Currently, though, only a few thousand of public domain books are available for the Stanza. But wheels are reportedly in motion to make available copyrighted material at a fee. Amazon has 180,000 books for the Kindle at USD10.00 each, that is, after buying the Kindle for USD399.00. The iPod touch starts at USD229.00 for 8-gigs, it is way prettier and does a whole bunch of other things.


The PM is a great manga freak

Taro AsoA Guardian report says that the new prime minister, Taro Aso, of Japan is a great fan of manga and anime. And, he is no youngster. The 68-year-old apparently has a voluminous manga and anime collection and reads about 10-20 comics a week and 'has become an instant hero among Japan's subculture of manga-obsessives (or otaku ...)' He is, also, reported to have caused a surge in the comic market.

The report adds: '... Aso is a self-assured, rich, wisecracking aristocrat who believes his fellow otaku and their manga and anime related obsessions can lift Japan out of its current economic hole.

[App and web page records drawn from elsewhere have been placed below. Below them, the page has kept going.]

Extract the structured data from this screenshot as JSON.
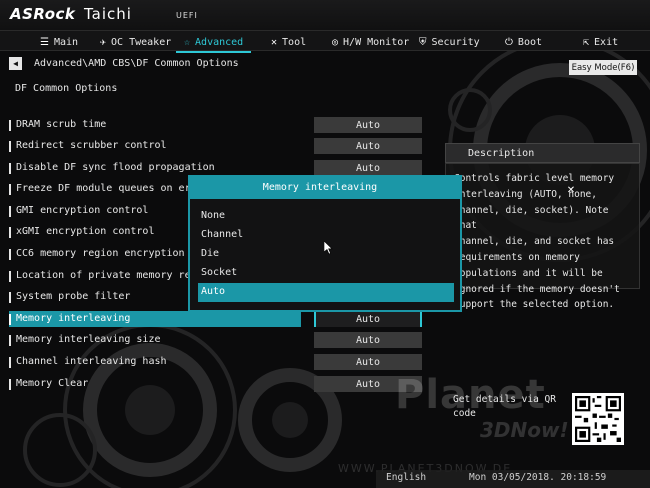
{
  "header": {
    "brand": "ASRock",
    "model": "Taichi",
    "firmware": "UEFI"
  },
  "nav": {
    "items": [
      {
        "label": "Main",
        "icon": "list-icon"
      },
      {
        "label": "OC Tweaker",
        "icon": "rocket-icon"
      },
      {
        "label": "Advanced",
        "icon": "star-icon",
        "active": true
      },
      {
        "label": "Tool",
        "icon": "tools-icon"
      },
      {
        "label": "H/W Monitor",
        "icon": "monitor-icon"
      },
      {
        "label": "Security",
        "icon": "shield-icon"
      },
      {
        "label": "Boot",
        "icon": "power-icon"
      },
      {
        "label": "Exit",
        "icon": "exit-icon"
      }
    ]
  },
  "breadcrumb": "Advanced\\AMD CBS\\DF Common Options",
  "easy_mode": "Easy Mode(F6)",
  "section_title": "DF Common Options",
  "settings": [
    {
      "label": "DRAM scrub time",
      "value": "Auto"
    },
    {
      "label": "Redirect scrubber control",
      "value": "Auto"
    },
    {
      "label": "Disable DF sync flood propagation",
      "value": "Auto"
    },
    {
      "label": "Freeze DF module queues on error",
      "value": ""
    },
    {
      "label": "GMI encryption control",
      "value": ""
    },
    {
      "label": "xGMI encryption control",
      "value": ""
    },
    {
      "label": "CC6 memory region encryption",
      "value": ""
    },
    {
      "label": "Location of private memory regions",
      "value": ""
    },
    {
      "label": "System probe filter",
      "value": ""
    },
    {
      "label": "Memory interleaving",
      "value": "Auto",
      "selected": true
    },
    {
      "label": "Memory interleaving size",
      "value": "Auto"
    },
    {
      "label": "Channel interleaving hash",
      "value": "Auto"
    },
    {
      "label": "Memory Clear",
      "value": "Auto"
    }
  ],
  "description": {
    "title": "Description",
    "lines": [
      "Controls fabric level memory",
      "interleaving (AUTO, none,",
      "channel, die, socket). Note that",
      "channel, die, and socket has",
      "requirements on memory",
      "populations and it will be",
      "ignored if the memory doesn't",
      "support the selected option."
    ]
  },
  "qr_label": "Get details via QR code",
  "popup": {
    "title": "Memory interleaving",
    "options": [
      "None",
      "Channel",
      "Die",
      "Socket",
      "Auto"
    ],
    "selected": "Auto"
  },
  "footer": {
    "language": "English",
    "datetime": "Mon 03/05/2018. 20:18:59"
  },
  "watermark": {
    "line1": "Planet",
    "line2": "3DNow!",
    "url": "WWW.PLANET3DNOW.DE"
  },
  "colors": {
    "accent": "#1b97a7",
    "accent_light": "#2ec8d6",
    "background": "#0b0b0c"
  }
}
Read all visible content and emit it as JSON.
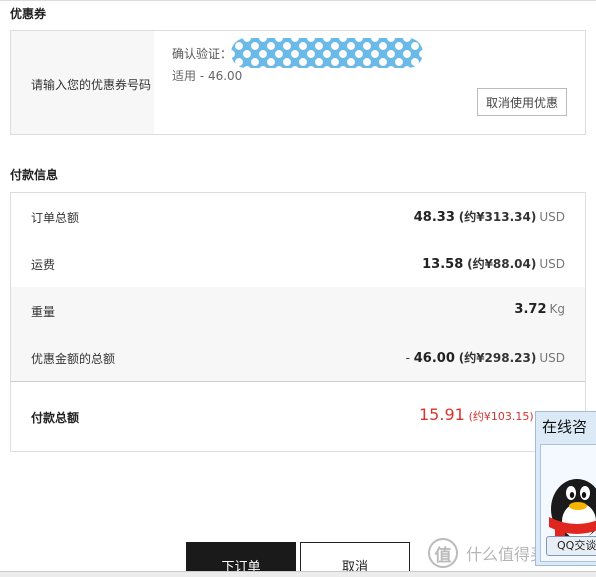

It's what's being called "soft power" - the diplomatic and economic clout of a nation's pop culture. In this case it is Japan's formidable comic-based culture that has conquered the youth of the west in spectacular fashion, starting with Pokemon.'

We know that George W doesn't like broccoli. Does he read comics? That would be great. It will be a real comic summit.

The Guardian

The internet improves the mind

InternetThat's it. I'm giving up. That's all is needed to deal a deathblow to reading. Just when we thought it couldn't get worse ... grumble ... grumble ... grumble.

Or so will say some. But on the other hand we are not going to let a few facts get in the way, are we? We are book fanatics, we love books, we breath books, and we have them for breakfast lunch and dinner. We read to our pets, for goodness sake. We live on fantasy island.

According to a report in The Telegraph, neuroscientists say that, 'The internet beats books for improving the mature mind.' And that 'Browsing the internet is better than reading books for boosting the brain power of middle-aged and older adults, new research has found.'

Phew. It only helps older adults. The report adds, 'Scientists discovered that searching the world wide web exercised the mind far more than reading and was similar to completing crosswords and puzzles. Brain scans showed that going online stimulated larger parts of the brain than the relatively passive activity of reading a novel or non-fiction book. It was so stimulating that the authors of the study believe it could actually help people maintain healthier brains into their old age.'

I can agree with that. My mum is in her mid-seventies. She took up the internet recently. She has, so far, published at least three books on the computer using a page-layout and Tamil software, she plays checkers online with absolute strangers from all over the world, reads magazines, chats, Skypes, emails and, downloads and listens to music. But I am not sure if her mind is sharp because she does these things or she does these things because her mind is sharp.

She also reads hell of a lot. Always has.

The Telegraph